Activity.
The answer must consist of every line from the data that holds the string "JSON".

*** Begin section ***

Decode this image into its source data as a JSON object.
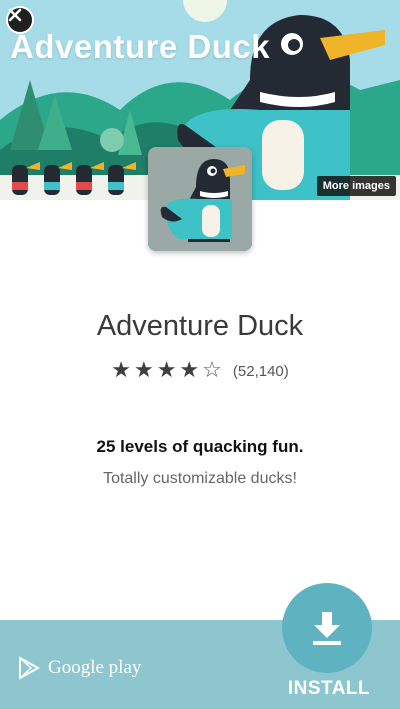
{
  "banner": {
    "title": "Adventure Duck",
    "more_images_label": "More images",
    "sky_color": "#a6dbe8"
  },
  "app": {
    "name": "Adventure Duck",
    "rating": 4,
    "rating_max": 5,
    "rating_count": "(52,140)",
    "headline": "25 levels of quacking fun.",
    "subline": "Totally customizable ducks!"
  },
  "footer": {
    "store_name": "Google play",
    "install_label": "INSTALL",
    "accent_color": "#5fb2c0"
  },
  "icons": {
    "close": "close-icon",
    "play": "google-play-icon",
    "download": "download-icon"
  }
}
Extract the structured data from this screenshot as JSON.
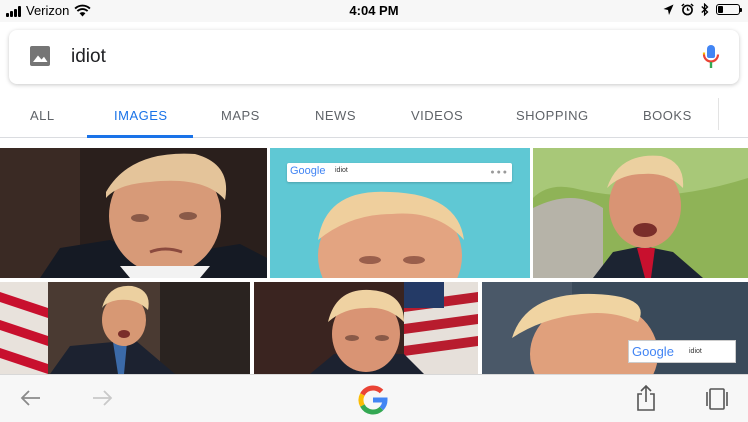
{
  "status_bar": {
    "carrier": "Verizon",
    "time": "4:04 PM",
    "battery_level": 0.25
  },
  "search": {
    "query": "idiot",
    "image_icon": "image-search-icon",
    "mic_icon": "microphone-icon"
  },
  "tabs": [
    {
      "label": "ALL",
      "active": false
    },
    {
      "label": "IMAGES",
      "active": true
    },
    {
      "label": "MAPS",
      "active": false
    },
    {
      "label": "NEWS",
      "active": false
    },
    {
      "label": "VIDEOS",
      "active": false
    },
    {
      "label": "SHOPPING",
      "active": false
    },
    {
      "label": "BOOKS",
      "active": false
    }
  ],
  "results": {
    "thumb_search_brand": "Google",
    "thumb_search_query": "idiot",
    "thumb_search_brand_2": "Google",
    "thumb_search_query_2": "idiot"
  },
  "colors": {
    "accent": "#1a73e8",
    "google_blue": "#4285f4",
    "google_red": "#ea4335",
    "google_yellow": "#fbbc05",
    "google_green": "#34a853"
  },
  "bottom_bar": {
    "back_icon": "arrow-left-icon",
    "forward_icon": "arrow-right-icon",
    "home_icon": "google-g-logo",
    "share_icon": "share-icon",
    "tabs_icon": "tabs-icon"
  }
}
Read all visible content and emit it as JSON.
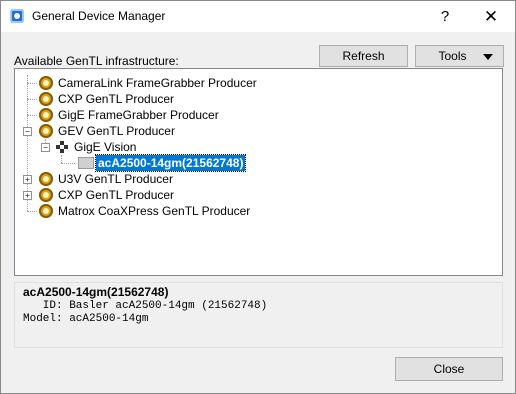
{
  "window": {
    "title": "General Device Manager",
    "help_glyph": "?",
    "close_glyph": "✕"
  },
  "toolbar": {
    "available_label": "Available GenTL infrastructure:",
    "refresh_label": "Refresh",
    "tools_label": "Tools"
  },
  "tree": {
    "items": [
      {
        "label": "CameraLink FrameGrabber Producer"
      },
      {
        "label": "CXP GenTL Producer"
      },
      {
        "label": "GigE FrameGrabber Producer"
      },
      {
        "label": "GEV GenTL Producer",
        "expander": "−"
      },
      {
        "label": "GigE Vision",
        "expander": "−"
      },
      {
        "label": "acA2500-14gm(21562748)",
        "selected": true
      },
      {
        "label": "U3V GenTL Producer",
        "expander": "+"
      },
      {
        "label": "CXP GenTL Producer",
        "expander": "+"
      },
      {
        "label": "Matrox CoaXPress GenTL Producer"
      }
    ]
  },
  "info": {
    "title": "acA2500-14gm(21562748)",
    "id_line": "   ID: Basler acA2500-14gm (21562748)",
    "model_line": "Model: acA2500-14gm"
  },
  "footer": {
    "close_label": "Close"
  },
  "colors": {
    "selection": "#0078d7",
    "gear": "#d8a21c"
  }
}
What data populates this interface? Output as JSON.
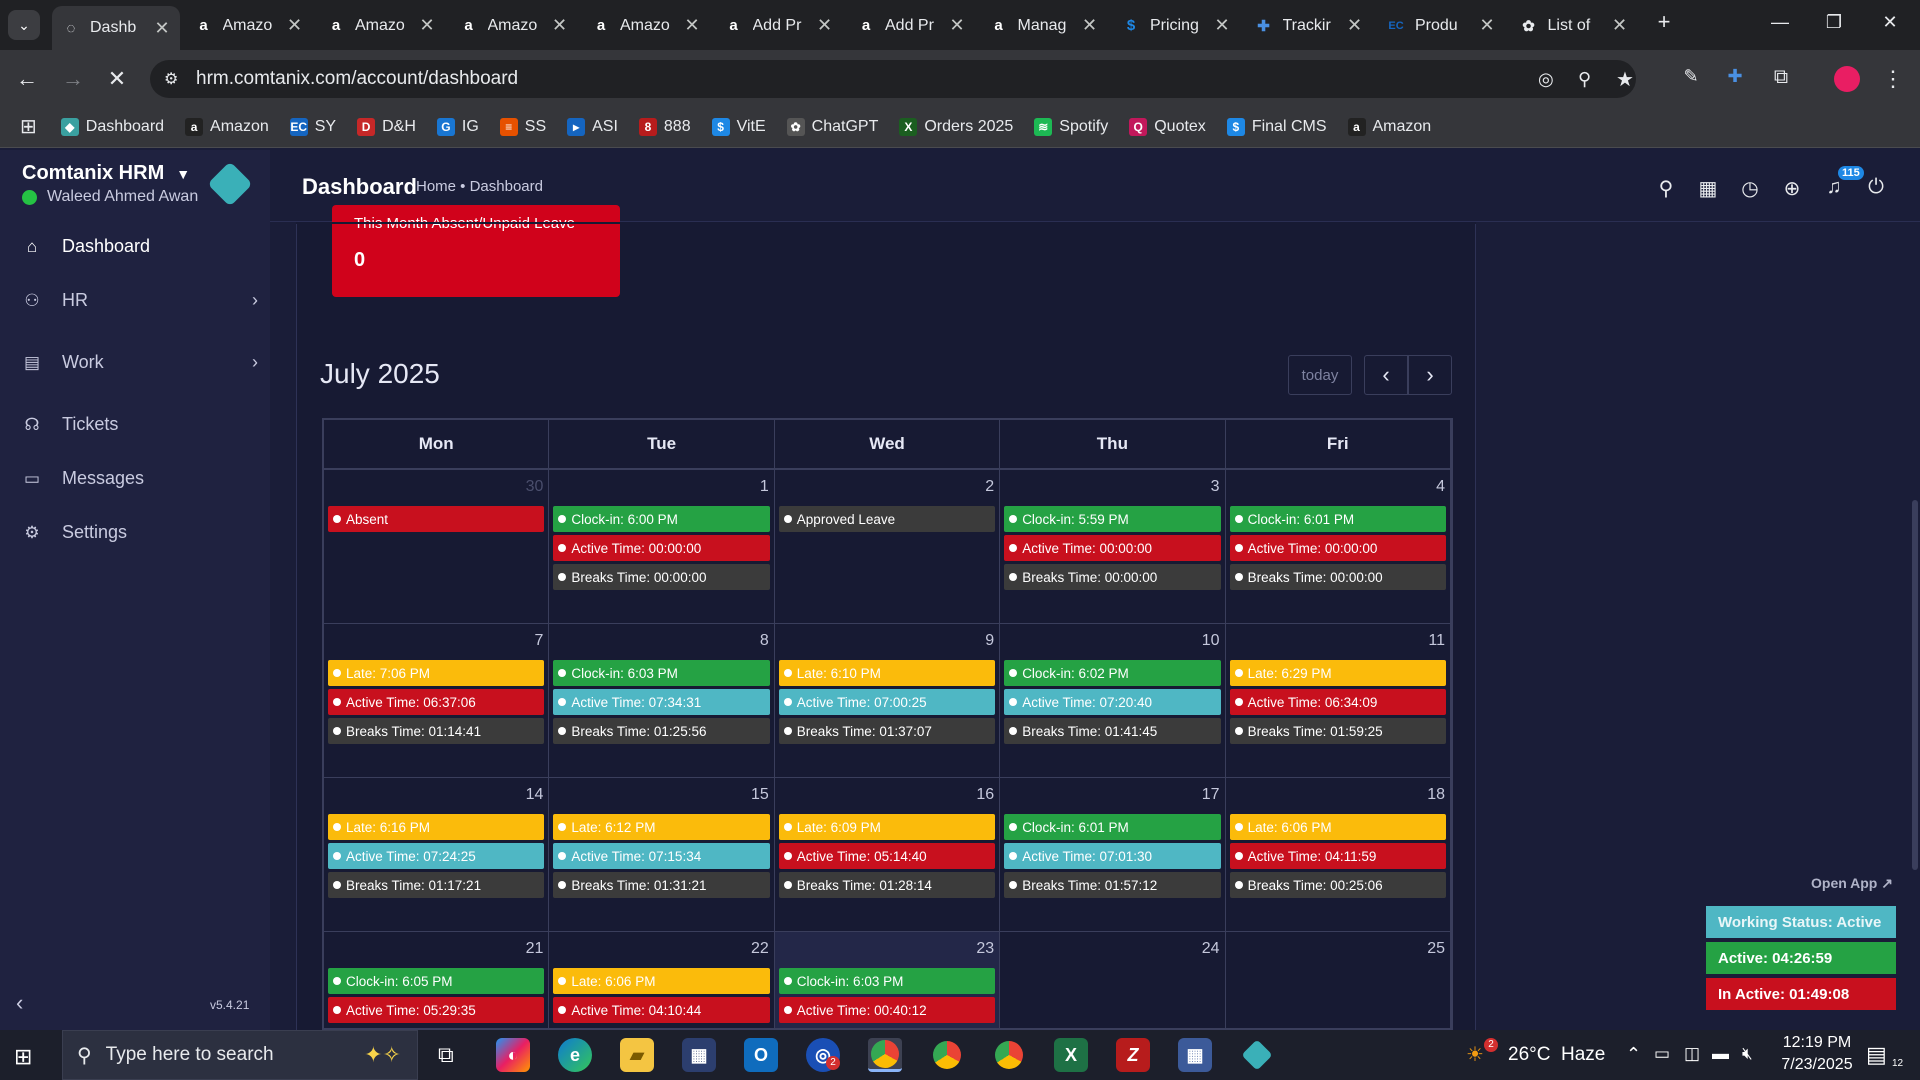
{
  "browser": {
    "tabs": [
      {
        "title": "Dashb",
        "icon": "loading-icon",
        "active": true
      },
      {
        "title": "Amazo",
        "icon": "amazon-icon"
      },
      {
        "title": "Amazo",
        "icon": "amazon-icon"
      },
      {
        "title": "Amazo",
        "icon": "amazon-icon"
      },
      {
        "title": "Amazo",
        "icon": "amazon-icon"
      },
      {
        "title": "Add Pr",
        "icon": "amazon-icon"
      },
      {
        "title": "Add Pr",
        "icon": "amazon-icon"
      },
      {
        "title": "Manag",
        "icon": "amazon-icon"
      },
      {
        "title": "Pricing",
        "icon": "dollar-icon"
      },
      {
        "title": "Trackir",
        "icon": "tracking-icon"
      },
      {
        "title": "Produ",
        "icon": "ec-icon"
      },
      {
        "title": "List of",
        "icon": "openai-icon"
      }
    ],
    "url": "hrm.comtanix.com/account/dashboard",
    "bookmarks": [
      {
        "label": "Dashboard",
        "color": "#3aa0a0",
        "glyph": "◆"
      },
      {
        "label": "Amazon",
        "color": "#222",
        "glyph": "a"
      },
      {
        "label": "SY",
        "color": "#1565c0",
        "glyph": "EC"
      },
      {
        "label": "D&H",
        "color": "#c62828",
        "glyph": "D"
      },
      {
        "label": "IG",
        "color": "#1976d2",
        "glyph": "G"
      },
      {
        "label": "SS",
        "color": "#e65100",
        "glyph": "≡"
      },
      {
        "label": "ASI",
        "color": "#1565c0",
        "glyph": "▸"
      },
      {
        "label": "888",
        "color": "#b71c1c",
        "glyph": "8"
      },
      {
        "label": "VitE",
        "color": "#1e88e5",
        "glyph": "$"
      },
      {
        "label": "ChatGPT",
        "color": "#555",
        "glyph": "✿"
      },
      {
        "label": "Orders 2025",
        "color": "#1b5e20",
        "glyph": "X"
      },
      {
        "label": "Spotify",
        "color": "#1db954",
        "glyph": "≋"
      },
      {
        "label": "Quotex",
        "color": "#c2185b",
        "glyph": "Q"
      },
      {
        "label": "Final CMS",
        "color": "#1e88e5",
        "glyph": "$"
      },
      {
        "label": "Amazon",
        "color": "#222",
        "glyph": "a"
      }
    ]
  },
  "app": {
    "brand": "Comtanix HRM",
    "user": "Waleed Ahmed Awan",
    "version": "v5.4.21",
    "page_title": "Dashboard",
    "breadcrumb": "Home • Dashboard",
    "notification_count": "115",
    "nav": [
      {
        "label": "Dashboard",
        "icon": "home-icon",
        "glyph": "⌂",
        "chevron": false
      },
      {
        "label": "HR",
        "icon": "users-icon",
        "glyph": "⚇",
        "chevron": true
      },
      {
        "label": "Work",
        "icon": "briefcase-icon",
        "glyph": "▤",
        "chevron": true
      },
      {
        "label": "Tickets",
        "icon": "headset-icon",
        "glyph": "☊",
        "chevron": false
      },
      {
        "label": "Messages",
        "icon": "message-icon",
        "glyph": "▭",
        "chevron": false
      },
      {
        "label": "Settings",
        "icon": "gear-icon",
        "glyph": "⚙",
        "chevron": false
      }
    ]
  },
  "absent_card": {
    "title": "This Month Absent/Unpaid Leave",
    "value": "0"
  },
  "calendar": {
    "title": "July 2025",
    "today_label": "today",
    "days": [
      "Mon",
      "Tue",
      "Wed",
      "Thu",
      "Fri"
    ],
    "weeks": [
      [
        {
          "d": "30",
          "muted": true,
          "ev": [
            [
              "Absent",
              "r"
            ]
          ]
        },
        {
          "d": "1",
          "ev": [
            [
              "Clock-in: 6:00 PM",
              "g"
            ],
            [
              "Active Time: 00:00:00",
              "r"
            ],
            [
              "Breaks Time: 00:00:00",
              "k"
            ]
          ]
        },
        {
          "d": "2",
          "ev": [
            [
              "Approved Leave",
              "k"
            ]
          ]
        },
        {
          "d": "3",
          "ev": [
            [
              "Clock-in: 5:59 PM",
              "g"
            ],
            [
              "Active Time: 00:00:00",
              "r"
            ],
            [
              "Breaks Time: 00:00:00",
              "k"
            ]
          ]
        },
        {
          "d": "4",
          "ev": [
            [
              "Clock-in: 6:01 PM",
              "g"
            ],
            [
              "Active Time: 00:00:00",
              "r"
            ],
            [
              "Breaks Time: 00:00:00",
              "k"
            ]
          ]
        }
      ],
      [
        {
          "d": "7",
          "ev": [
            [
              "Late: 7:06 PM",
              "y"
            ],
            [
              "Active Time: 06:37:06",
              "r"
            ],
            [
              "Breaks Time: 01:14:41",
              "k"
            ]
          ]
        },
        {
          "d": "8",
          "ev": [
            [
              "Clock-in: 6:03 PM",
              "g"
            ],
            [
              "Active Time: 07:34:31",
              "c"
            ],
            [
              "Breaks Time: 01:25:56",
              "k"
            ]
          ]
        },
        {
          "d": "9",
          "ev": [
            [
              "Late: 6:10 PM",
              "y"
            ],
            [
              "Active Time: 07:00:25",
              "c"
            ],
            [
              "Breaks Time: 01:37:07",
              "k"
            ]
          ]
        },
        {
          "d": "10",
          "ev": [
            [
              "Clock-in: 6:02 PM",
              "g"
            ],
            [
              "Active Time: 07:20:40",
              "c"
            ],
            [
              "Breaks Time: 01:41:45",
              "k"
            ]
          ]
        },
        {
          "d": "11",
          "ev": [
            [
              "Late: 6:29 PM",
              "y"
            ],
            [
              "Active Time: 06:34:09",
              "r"
            ],
            [
              "Breaks Time: 01:59:25",
              "k"
            ]
          ]
        }
      ],
      [
        {
          "d": "14",
          "ev": [
            [
              "Late: 6:16 PM",
              "y"
            ],
            [
              "Active Time: 07:24:25",
              "c"
            ],
            [
              "Breaks Time: 01:17:21",
              "k"
            ]
          ]
        },
        {
          "d": "15",
          "ev": [
            [
              "Late: 6:12 PM",
              "y"
            ],
            [
              "Active Time: 07:15:34",
              "c"
            ],
            [
              "Breaks Time: 01:31:21",
              "k"
            ]
          ]
        },
        {
          "d": "16",
          "ev": [
            [
              "Late: 6:09 PM",
              "y"
            ],
            [
              "Active Time: 05:14:40",
              "r"
            ],
            [
              "Breaks Time: 01:28:14",
              "k"
            ]
          ]
        },
        {
          "d": "17",
          "ev": [
            [
              "Clock-in: 6:01 PM",
              "g"
            ],
            [
              "Active Time: 07:01:30",
              "c"
            ],
            [
              "Breaks Time: 01:57:12",
              "k"
            ]
          ]
        },
        {
          "d": "18",
          "ev": [
            [
              "Late: 6:06 PM",
              "y"
            ],
            [
              "Active Time: 04:11:59",
              "r"
            ],
            [
              "Breaks Time: 00:25:06",
              "k"
            ]
          ]
        }
      ],
      [
        {
          "d": "21",
          "ev": [
            [
              "Clock-in: 6:05 PM",
              "g"
            ],
            [
              "Active Time: 05:29:35",
              "r"
            ]
          ]
        },
        {
          "d": "22",
          "ev": [
            [
              "Late: 6:06 PM",
              "y"
            ],
            [
              "Active Time: 04:10:44",
              "r"
            ]
          ]
        },
        {
          "d": "23",
          "today": true,
          "ev": [
            [
              "Clock-in: 6:03 PM",
              "g"
            ],
            [
              "Active Time: 00:40:12",
              "r"
            ]
          ]
        },
        {
          "d": "24",
          "ev": []
        },
        {
          "d": "25",
          "ev": []
        }
      ]
    ],
    "colors": {
      "g": "#25a244",
      "r": "#c8101e",
      "k": "#3b3b3b",
      "y": "#fbbb0b",
      "c": "#4fb7c4"
    }
  },
  "widget": {
    "open_app": "Open App ↗",
    "status": "Working Status: Active",
    "active": "Active: 04:26:59",
    "inactive": "In Active: 01:49:08"
  },
  "taskbar": {
    "search_placeholder": "Type here to search",
    "weather": "26°C  Haze",
    "weather_badge": "2",
    "time": "12:19 PM",
    "date": "7/23/2025",
    "notif_count": "12",
    "outlook_badge": "2"
  }
}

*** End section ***

Answer space.
Decode this image into its source data as a JSON object.
Extract the structured data from this screenshot as JSON.
Read all visible content and emit it as JSON.
What data populates this interface? Output as JSON.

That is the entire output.